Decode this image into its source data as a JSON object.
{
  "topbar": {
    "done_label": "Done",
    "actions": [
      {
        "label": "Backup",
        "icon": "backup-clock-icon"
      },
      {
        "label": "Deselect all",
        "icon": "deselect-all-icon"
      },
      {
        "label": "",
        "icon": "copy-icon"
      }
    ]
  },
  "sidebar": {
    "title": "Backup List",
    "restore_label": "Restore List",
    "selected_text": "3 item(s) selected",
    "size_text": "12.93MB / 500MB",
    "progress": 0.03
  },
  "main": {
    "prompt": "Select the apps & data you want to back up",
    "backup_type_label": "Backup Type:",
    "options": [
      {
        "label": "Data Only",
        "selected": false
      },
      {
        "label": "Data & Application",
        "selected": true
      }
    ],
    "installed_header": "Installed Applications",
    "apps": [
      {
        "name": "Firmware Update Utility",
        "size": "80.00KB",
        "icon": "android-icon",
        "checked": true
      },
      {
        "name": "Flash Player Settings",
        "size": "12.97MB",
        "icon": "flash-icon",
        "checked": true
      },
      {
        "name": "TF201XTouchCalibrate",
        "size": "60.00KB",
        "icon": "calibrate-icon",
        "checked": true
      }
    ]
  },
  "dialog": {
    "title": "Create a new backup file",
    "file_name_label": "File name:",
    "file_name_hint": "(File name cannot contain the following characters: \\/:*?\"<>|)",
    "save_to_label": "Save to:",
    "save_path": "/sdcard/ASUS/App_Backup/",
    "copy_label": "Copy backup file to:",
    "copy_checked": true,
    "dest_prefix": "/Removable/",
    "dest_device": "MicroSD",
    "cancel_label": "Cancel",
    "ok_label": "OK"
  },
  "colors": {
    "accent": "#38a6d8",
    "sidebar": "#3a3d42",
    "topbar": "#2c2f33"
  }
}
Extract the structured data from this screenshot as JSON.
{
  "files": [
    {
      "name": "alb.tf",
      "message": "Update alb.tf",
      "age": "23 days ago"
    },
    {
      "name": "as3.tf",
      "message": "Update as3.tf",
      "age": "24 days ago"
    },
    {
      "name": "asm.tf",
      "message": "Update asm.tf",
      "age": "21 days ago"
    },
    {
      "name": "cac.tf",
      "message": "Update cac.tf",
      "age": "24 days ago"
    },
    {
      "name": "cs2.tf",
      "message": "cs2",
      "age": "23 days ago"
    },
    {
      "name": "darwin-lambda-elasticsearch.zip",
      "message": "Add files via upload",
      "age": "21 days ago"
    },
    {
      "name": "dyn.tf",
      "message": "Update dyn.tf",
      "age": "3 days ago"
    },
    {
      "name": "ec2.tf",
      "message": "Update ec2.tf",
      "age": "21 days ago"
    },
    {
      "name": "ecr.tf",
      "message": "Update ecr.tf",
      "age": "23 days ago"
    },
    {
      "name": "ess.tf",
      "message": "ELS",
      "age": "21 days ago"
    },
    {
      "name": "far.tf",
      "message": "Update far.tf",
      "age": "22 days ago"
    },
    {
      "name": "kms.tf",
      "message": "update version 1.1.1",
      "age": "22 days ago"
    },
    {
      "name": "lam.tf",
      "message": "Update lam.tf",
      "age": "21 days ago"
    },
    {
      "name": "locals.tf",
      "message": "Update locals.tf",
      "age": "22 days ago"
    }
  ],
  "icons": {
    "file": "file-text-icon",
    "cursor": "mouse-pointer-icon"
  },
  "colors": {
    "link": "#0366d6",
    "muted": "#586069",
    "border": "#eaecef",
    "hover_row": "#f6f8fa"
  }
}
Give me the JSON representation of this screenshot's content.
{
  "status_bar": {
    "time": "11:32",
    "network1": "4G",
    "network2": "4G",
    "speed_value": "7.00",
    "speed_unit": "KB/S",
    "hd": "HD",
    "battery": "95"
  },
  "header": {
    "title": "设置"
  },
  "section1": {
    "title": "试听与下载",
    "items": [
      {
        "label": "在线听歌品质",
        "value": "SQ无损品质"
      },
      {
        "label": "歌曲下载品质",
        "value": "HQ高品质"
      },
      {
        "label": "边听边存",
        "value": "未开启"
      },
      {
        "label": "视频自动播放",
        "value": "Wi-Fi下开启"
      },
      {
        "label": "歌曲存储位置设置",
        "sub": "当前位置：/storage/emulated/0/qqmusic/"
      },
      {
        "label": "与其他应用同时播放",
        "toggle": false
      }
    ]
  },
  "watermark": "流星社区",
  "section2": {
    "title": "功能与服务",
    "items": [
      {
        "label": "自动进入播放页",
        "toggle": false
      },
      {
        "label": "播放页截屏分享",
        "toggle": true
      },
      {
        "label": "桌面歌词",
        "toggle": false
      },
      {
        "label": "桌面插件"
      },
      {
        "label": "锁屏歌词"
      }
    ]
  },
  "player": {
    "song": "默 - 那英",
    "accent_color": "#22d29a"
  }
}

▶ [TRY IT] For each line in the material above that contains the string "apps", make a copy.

▶ [COMPLETED TASK]
    "prompt": "Select the apps & data you want to back up",
    "apps": [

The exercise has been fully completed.